#### YOUR OBJECTIVE:
Exact copies of all the records are the expected output.

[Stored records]
=== Section Start ===

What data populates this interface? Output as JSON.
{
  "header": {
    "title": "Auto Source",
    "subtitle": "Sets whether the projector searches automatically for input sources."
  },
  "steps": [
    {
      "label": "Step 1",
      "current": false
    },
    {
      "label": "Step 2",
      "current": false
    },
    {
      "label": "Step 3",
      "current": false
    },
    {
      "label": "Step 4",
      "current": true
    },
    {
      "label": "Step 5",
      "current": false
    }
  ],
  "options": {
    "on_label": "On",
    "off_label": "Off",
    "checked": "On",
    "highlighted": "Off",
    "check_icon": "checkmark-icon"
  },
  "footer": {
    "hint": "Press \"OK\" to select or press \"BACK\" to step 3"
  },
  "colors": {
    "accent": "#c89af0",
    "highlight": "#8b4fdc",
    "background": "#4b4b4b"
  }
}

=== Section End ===

#### EXERCISE RESPONSE:
What data populates this interface? Output as JSON.
{
  "header": {
    "title": "Auto Source",
    "subtitle": "Sets whether the projector searches automatically for input sources."
  },
  "steps": [
    {
      "label": "Step 1",
      "current": false
    },
    {
      "label": "Step 2",
      "current": false
    },
    {
      "label": "Step 3",
      "current": false
    },
    {
      "label": "Step 4",
      "current": true
    },
    {
      "label": "Step 5",
      "current": false
    }
  ],
  "options": {
    "on_label": "On",
    "off_label": "Off",
    "checked": "On",
    "highlighted": "Off",
    "check_icon": "checkmark-icon"
  },
  "footer": {
    "hint": "Press \"OK\" to select or press \"BACK\" to step 3"
  },
  "colors": {
    "accent": "#c89af0",
    "highlight": "#8b4fdc",
    "background": "#4b4b4b"
  }
}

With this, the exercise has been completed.